__Work to be completed__:
Your task is to work out how many lines in the data include the word "price". Reply with the number alone.

Web page and app entries

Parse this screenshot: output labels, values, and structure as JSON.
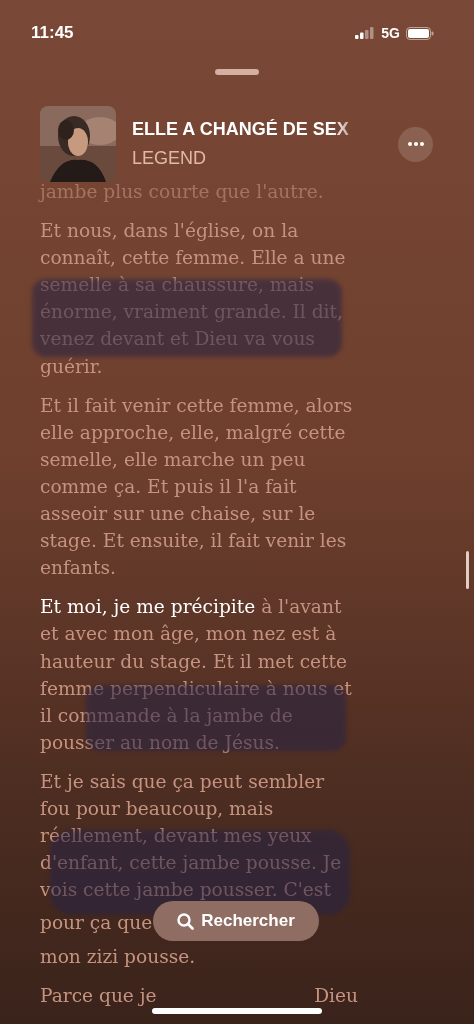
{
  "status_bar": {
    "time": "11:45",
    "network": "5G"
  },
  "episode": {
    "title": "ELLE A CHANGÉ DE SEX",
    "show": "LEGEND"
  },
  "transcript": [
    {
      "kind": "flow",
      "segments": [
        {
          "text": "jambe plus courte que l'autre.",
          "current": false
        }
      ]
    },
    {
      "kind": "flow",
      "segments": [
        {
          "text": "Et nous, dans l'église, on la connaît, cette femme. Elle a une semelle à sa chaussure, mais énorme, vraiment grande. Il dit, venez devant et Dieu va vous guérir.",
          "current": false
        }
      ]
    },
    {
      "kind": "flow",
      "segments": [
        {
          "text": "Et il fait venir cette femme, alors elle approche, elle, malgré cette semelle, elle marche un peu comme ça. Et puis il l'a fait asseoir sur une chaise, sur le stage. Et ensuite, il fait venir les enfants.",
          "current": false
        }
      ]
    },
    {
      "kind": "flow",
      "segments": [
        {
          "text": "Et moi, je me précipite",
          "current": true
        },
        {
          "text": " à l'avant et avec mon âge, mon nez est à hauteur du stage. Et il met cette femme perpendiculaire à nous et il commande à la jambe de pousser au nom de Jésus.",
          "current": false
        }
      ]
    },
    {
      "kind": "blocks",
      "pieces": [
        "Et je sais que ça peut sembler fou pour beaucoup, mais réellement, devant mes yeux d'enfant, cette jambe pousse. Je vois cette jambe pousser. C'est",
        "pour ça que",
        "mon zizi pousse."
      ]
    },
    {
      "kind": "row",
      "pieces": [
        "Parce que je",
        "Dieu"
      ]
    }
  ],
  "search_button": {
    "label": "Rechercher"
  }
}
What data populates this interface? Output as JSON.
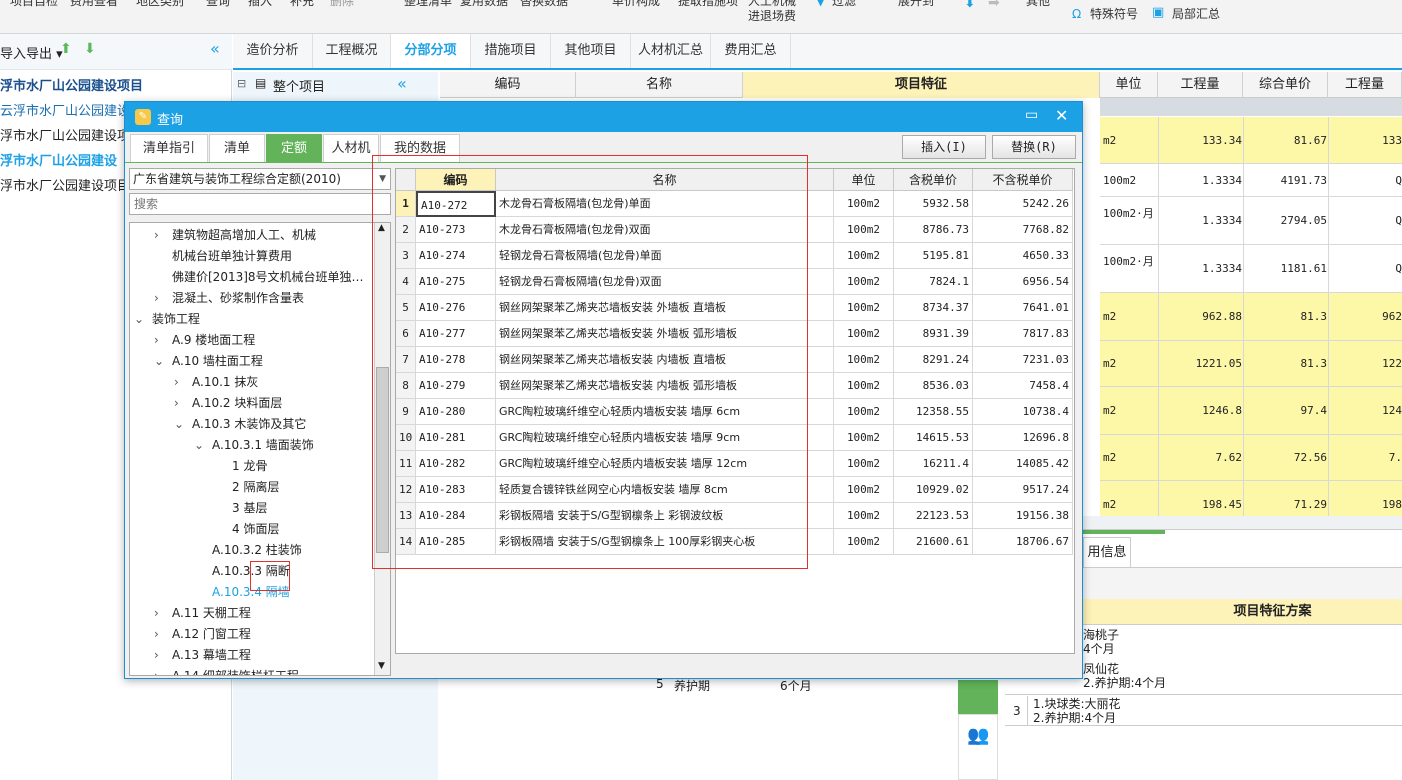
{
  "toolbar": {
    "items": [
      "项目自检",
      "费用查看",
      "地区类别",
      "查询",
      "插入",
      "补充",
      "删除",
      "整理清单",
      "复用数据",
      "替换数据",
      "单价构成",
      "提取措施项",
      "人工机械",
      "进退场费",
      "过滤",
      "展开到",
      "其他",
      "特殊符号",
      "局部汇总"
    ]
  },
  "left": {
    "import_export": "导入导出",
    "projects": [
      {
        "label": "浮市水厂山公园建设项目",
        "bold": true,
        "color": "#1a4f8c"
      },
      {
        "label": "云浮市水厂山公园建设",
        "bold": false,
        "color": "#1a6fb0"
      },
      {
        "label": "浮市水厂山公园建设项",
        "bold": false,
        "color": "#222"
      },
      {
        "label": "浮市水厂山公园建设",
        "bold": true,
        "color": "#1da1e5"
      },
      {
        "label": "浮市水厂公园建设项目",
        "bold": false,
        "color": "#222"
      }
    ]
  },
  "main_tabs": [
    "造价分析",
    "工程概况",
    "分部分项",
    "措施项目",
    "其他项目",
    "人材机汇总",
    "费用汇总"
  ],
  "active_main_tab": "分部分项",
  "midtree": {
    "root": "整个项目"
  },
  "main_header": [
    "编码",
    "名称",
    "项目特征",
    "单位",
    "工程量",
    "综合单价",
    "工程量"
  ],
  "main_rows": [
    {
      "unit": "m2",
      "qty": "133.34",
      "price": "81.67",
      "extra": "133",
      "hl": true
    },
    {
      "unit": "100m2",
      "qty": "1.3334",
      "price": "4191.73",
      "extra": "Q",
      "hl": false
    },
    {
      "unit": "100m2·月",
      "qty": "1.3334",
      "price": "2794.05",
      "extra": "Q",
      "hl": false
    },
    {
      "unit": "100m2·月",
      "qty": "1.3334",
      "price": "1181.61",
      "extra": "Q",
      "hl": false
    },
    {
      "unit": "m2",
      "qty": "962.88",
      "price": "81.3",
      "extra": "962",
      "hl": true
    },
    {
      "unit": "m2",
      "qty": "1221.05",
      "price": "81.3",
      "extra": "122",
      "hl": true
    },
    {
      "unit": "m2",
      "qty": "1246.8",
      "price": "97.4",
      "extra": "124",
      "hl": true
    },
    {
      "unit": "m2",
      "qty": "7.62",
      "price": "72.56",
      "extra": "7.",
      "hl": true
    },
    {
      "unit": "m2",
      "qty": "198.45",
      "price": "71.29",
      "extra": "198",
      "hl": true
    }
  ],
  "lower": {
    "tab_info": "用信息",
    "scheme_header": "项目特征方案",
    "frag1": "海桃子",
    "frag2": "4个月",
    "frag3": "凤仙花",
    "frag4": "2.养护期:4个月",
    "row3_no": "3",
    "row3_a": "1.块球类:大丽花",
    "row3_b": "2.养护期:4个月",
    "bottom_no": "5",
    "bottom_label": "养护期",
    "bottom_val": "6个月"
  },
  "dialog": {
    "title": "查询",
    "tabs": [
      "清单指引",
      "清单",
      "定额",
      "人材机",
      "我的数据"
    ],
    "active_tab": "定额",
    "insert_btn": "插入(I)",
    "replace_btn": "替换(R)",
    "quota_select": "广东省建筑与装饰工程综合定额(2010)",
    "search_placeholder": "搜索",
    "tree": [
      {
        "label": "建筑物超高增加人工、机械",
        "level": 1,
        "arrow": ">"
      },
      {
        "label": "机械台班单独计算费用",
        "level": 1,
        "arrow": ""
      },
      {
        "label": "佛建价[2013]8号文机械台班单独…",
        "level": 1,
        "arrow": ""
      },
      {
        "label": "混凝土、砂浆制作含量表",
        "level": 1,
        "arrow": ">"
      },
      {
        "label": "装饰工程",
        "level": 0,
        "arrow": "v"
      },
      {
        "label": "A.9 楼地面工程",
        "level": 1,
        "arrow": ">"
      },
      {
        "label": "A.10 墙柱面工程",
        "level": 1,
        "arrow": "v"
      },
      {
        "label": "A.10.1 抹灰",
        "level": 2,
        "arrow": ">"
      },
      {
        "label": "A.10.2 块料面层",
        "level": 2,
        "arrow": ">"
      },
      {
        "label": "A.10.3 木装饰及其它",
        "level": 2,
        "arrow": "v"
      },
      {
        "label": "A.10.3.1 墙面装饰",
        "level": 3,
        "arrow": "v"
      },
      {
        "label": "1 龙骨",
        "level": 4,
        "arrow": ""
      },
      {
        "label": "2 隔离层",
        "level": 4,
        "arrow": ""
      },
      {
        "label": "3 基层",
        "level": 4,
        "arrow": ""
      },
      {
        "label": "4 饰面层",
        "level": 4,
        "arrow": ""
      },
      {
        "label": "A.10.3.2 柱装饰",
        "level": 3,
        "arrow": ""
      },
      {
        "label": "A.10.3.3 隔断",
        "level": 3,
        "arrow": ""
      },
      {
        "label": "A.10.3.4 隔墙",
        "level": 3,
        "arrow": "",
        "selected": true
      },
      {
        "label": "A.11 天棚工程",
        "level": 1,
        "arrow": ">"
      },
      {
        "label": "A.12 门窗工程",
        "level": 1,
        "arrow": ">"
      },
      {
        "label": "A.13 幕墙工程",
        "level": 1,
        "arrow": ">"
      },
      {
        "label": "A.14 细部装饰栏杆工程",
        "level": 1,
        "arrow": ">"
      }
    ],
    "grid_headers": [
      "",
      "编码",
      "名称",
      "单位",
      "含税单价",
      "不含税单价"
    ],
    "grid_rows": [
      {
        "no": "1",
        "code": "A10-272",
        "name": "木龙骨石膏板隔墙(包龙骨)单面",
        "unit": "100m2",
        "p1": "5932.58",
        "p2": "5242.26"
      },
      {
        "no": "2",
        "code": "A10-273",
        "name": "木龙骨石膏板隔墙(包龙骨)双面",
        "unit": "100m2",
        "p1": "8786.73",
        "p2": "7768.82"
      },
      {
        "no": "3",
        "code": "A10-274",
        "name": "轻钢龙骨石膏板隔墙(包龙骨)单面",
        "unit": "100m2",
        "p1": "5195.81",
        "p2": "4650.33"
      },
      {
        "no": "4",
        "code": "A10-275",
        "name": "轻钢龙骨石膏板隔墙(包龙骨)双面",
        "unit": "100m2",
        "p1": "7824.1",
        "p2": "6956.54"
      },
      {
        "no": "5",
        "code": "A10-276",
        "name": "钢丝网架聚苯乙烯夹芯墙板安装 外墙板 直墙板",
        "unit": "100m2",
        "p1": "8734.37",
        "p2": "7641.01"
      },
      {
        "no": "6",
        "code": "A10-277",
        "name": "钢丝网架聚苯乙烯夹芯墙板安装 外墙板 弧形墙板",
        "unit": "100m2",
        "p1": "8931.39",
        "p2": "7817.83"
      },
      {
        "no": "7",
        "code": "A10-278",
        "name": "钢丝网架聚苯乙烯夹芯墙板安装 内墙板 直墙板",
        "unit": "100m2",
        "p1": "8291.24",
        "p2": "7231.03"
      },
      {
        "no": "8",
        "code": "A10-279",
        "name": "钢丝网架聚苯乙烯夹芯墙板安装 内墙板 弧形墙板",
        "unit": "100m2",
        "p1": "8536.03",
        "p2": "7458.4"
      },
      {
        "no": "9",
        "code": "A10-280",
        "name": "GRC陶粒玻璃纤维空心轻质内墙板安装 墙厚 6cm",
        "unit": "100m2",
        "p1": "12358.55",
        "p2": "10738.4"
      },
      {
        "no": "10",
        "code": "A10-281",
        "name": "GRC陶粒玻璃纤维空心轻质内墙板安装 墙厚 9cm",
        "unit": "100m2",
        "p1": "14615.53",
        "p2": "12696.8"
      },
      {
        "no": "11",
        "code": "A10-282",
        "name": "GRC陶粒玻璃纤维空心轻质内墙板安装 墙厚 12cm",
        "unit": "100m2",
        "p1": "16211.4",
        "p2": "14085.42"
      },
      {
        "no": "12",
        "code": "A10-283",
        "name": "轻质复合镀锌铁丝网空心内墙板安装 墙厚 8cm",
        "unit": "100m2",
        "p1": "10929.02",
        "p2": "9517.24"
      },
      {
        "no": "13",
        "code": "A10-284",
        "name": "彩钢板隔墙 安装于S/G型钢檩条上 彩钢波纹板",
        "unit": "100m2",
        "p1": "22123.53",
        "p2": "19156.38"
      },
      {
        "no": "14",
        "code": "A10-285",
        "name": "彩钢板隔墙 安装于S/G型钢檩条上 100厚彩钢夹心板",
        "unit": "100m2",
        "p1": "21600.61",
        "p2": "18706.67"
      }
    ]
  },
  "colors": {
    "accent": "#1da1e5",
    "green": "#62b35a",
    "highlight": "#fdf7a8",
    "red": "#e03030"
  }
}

__Answer box__:
9